Waterloo station gained its name from the surrounding area, which became known as ‘Waterloo’ after the Battle of Waterloo in 1815. However, not all passengers were happy with this name choice!

Back when the Paris-bound Eurostar used to depart from London Waterloo, there were protests by French passengers about the station’s name. They argued that it was an unnecessary reminder of the famous battle between the two nations, and pushed for it to be changed to something less controversial. The complaints even led to claims of a French politician formally requesting a name alteration from Tony Blair, however this was later denied.

The former London Waterloo Eurostar terminal reopened in December 2018 as part of a £800 million refurbishment of the station and now includes The Sidings Waterloo, one of the UK’s best-connected retail and leisure destinations.

BrewDog Waterloo
BrewDog Waterloo at The Sidings

The ABBA connection

If you’re anything like us, you probably won’t be able to read the word ‘Waterloo’ without hearing those upbeat opening bars of ABBA’s famous track playing in your head. The hit Eurovision song led to a knockout second album, and it wasn’t long before the name was known all around the world.

After the success of their track, ABBA took part in an iconic photoshoot at Waterloo station – which many visitors have attempted to recreate over the years.

Waterloo Cinema

A train station might not seem like the usual spot to go and watch a movie, but there’s no denying that a cinema right in the station would prove worthwhile if you’d missed your train! Opening its doors back in 1934, Waterloo CInema showcased a range of animations, current affairs pieces and old Hollywood classics before it closed in 1970.

The Railway Children

Classically British, Waterloo station is the perfect setting for the film adaption of ‘The Railway Children’. After being publicised in 1906, the popular book was later made into a movie in 1970, before it was reproduced later in 2011. It was during the most recent production that Waterloo was used as a filming spot.

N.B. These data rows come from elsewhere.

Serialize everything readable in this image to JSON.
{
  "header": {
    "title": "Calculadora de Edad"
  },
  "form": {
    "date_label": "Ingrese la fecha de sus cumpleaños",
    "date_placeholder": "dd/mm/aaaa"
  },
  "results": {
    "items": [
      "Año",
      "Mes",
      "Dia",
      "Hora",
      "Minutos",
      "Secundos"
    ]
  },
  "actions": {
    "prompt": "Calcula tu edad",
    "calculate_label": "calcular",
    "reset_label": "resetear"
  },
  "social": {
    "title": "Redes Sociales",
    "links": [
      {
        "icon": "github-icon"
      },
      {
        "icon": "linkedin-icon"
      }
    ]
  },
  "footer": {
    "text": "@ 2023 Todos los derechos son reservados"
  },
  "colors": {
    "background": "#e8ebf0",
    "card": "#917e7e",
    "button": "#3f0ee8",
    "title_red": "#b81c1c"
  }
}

But how did filming take place in such a busy spot? Thankfully, producers were able to film in the unused section of Waterloo which was once home to the Eurostar, meaning there were few disruptions to people’s daily commute.

The Great Train Robber

The Great Train Robbery of 1963 was certainly an event to remember. A man named Buster Edwards and a gang of criminals intercepted a mail train running from Glasgow to London after tampering with the track-side signal lights, and amazingly they managed to escape with £2,600,000 of used banknotes.

Most of the criminals were quickly caught at the gang’s temporary hideout, but Buster somehow evaded arrest and took his share of £150,000 to Mexico. The money soon ran out, however, and the Edwards family began to feel homesick.

Not long after he moved back to London, Buster was arrested and was sentenced to 15 years in jail. After serving his time, the reformed criminal ran a flower stall outside of Waterloo station after his release from prison in 1975.

Explore our flexible range of ticket types to find the right one for your trip. Make the most of cheap train tickets to London Waterloo by going off-peak, and those with a Railcard or travelling in a group could save even more.